Rnd 2: ch 4 (counts as dc, ch1), [dc ch1] in each dc around, sl st in 3rd ch of turning ch – When stitches are stacked, as they are here, that means the stitches are worked in the tops of the corresponding stitch below it.
Rnd 3: [sc, ch 4, sc] in each ch-1 space around, sl st to first sc bind off. – In this row you see how the stitches are slanted to correspond to the same stitch below, that’s how we know they are both worked in the same place. You also see the loops, which represent chains, above the stitches indicating how many chains are needed before the next stitch is made.

How to read a crochet chart part 3 on Yarn Obsession

Figure 3
Photo courtesy of Crochet Stitch Visual Encyclopedia

NOTE: When stitches are grouped in brackets [    ] it means all the stitches are worked in one stitch.

Did that make sense for you? If not, read the chart again then work the piece again to make sure you understand. As I’ve said before, reading charts is a new skill that requires practice. Be patient with yourself and give yourself time to learn what is being presented. The image in Figure 3 shows how your final piece should look.

Your Assignment

Create the crochet piece in Figure 3 by using the chart you’ve just learned. Practice reading where to put the stitches so you’ll be more fluent when you get to more complicated charts.

Next week we’ll talk about reading graph charts.

I’d love to hear about your assignment in the comments below. Remember, it’s one thing to read, it’s another to put it into action to solidify what you’ve read. You’re learning a new skill so be patient with yourself.
Sign up for FREE updates
5 Steps to Successfully Start a Crochet Business

Free eBook & Webinar "5 Steps to Successfully Start a Crochet Business". Also get weekly business tips, exclusive specials and more sent straight to your inbox!


  1. Ashley Giorgio says:

    Sedruola Maruska I am so happy I found you! These how-to articles have been so informative and helpful to me. I’ve been crocheting for two years and have really wanted to do more than make hats, scarves and plushies for my children. Pinterest has teased me ruthlessly with all the things I’d love to make but dared not attempt for fear of the hieroglyphs that are crochet charts and graphs. I’m really looking forward to the next article.

  2. Thank you so much! I’ve been struggling with the whole symbols chart thing. This is the first tutorial that I can follow. By the end I’ll be able to make all of those stunning patterns I’ve been seeing. Thanks again!

    • My pleasure Dianne, I’m so happy it’s going to help you tackle those patterns! They are always so amazing! 🙂

  3. Kristi Balibrera says:

    I have been wanting to do some Japanese patterns and finally did after a year of racking my brain and asking many questions. My problem with charts weren’t the symbols or how to read a chart but when making garments what pieces go where according to schematics and what not. That is what ALL crochet chart tutorials fail to cover,

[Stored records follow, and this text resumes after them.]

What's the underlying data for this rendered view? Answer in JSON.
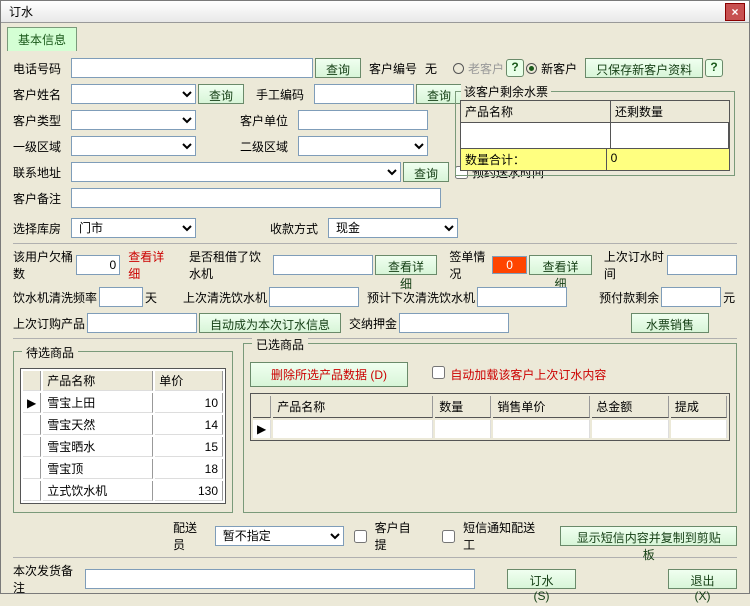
{
  "window": {
    "title": "订水"
  },
  "tabs": {
    "basic": "基本信息"
  },
  "labels": {
    "phone": "电话号码",
    "custNo": "客户编号",
    "custNoVal": "无",
    "oldCust": "老客户",
    "newCust": "新客户",
    "saveNew": "只保存新客户资料",
    "custName": "客户姓名",
    "manualCode": "手工编码",
    "ticketLegend": "该客户剩余水票",
    "custType": "客户类型",
    "custUnit": "客户单位",
    "area1": "一级区域",
    "area2": "二级区域",
    "contact": "联系地址",
    "apptTime": "预约送水时间",
    "remark": "客户备注",
    "warehouse": "选择库房",
    "payMethod": "收款方式",
    "owe": "该用户欠桶数",
    "viewDetail": "查看详细",
    "rentCooler": "是否租借了饮水机",
    "signStatus": "签单情况",
    "lastOrder": "上次订水时间",
    "cleanFreq": "饮水机清洗频率",
    "days": "天",
    "lastClean": "上次清洗饮水机",
    "nextClean": "预计下次清洗饮水机",
    "prepayBal": "预付款剩余",
    "yuan": "元",
    "lastProducts": "上次订购产品",
    "autoFill": "自动成为本次订水信息",
    "deposit": "交纳押金",
    "ticketSale": "水票销售",
    "waitProducts": "待选商品",
    "selProducts": "已选商品",
    "delSel": "删除所选产品数据",
    "delKey": "(D)",
    "autoLoad": "自动加载该客户上次订水内容",
    "colProd": "产品名称",
    "colRemain": "还剩数量",
    "sumQty": "数量合计：",
    "sumVal": "0",
    "colPrice": "单价",
    "colQty": "数量",
    "colSalePrice": "销售单价",
    "colTotal": "总金额",
    "colCommission": "提成",
    "deliverer": "配送员",
    "selfPickup": "客户自提",
    "smsNotify": "短信通知配送工",
    "showSms": "显示短信内容并复制到剪贴板",
    "orderRemark": "本次发货备注",
    "orderBtn": "订水(S)",
    "exitBtn": "退出(X)",
    "query": "查询",
    "signVal": "0"
  },
  "values": {
    "warehouse": "门市",
    "payMethod": "现金",
    "owe": "0",
    "deliverer": "暂不指定"
  },
  "waitProducts": [
    {
      "name": "雪宝上田",
      "price": "10"
    },
    {
      "name": "雪宝天然",
      "price": "14"
    },
    {
      "name": "雪宝晒水",
      "price": "15"
    },
    {
      "name": "雪宝顶",
      "price": "18"
    },
    {
      "name": "立式饮水机",
      "price": "130"
    }
  ]
}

    • That is a very good point, I’ll see what I can do about incorporating it into this series. 🙂

  4. Debbie Branch says:

    “Next week we’ll talk about reading graph charts.” I was wondering if you ever did this series?

“Hi! Just wanted to say that you did a GREAT job of explaining the HDC (half double crochet) edging for a single crochet blanket in your YouTube video. Thank you so much! God Bless” - Donna M.
Blogorama - The Blog Directory Crafts Blog Directory Powered by FeedBurner

error: Content is protected !!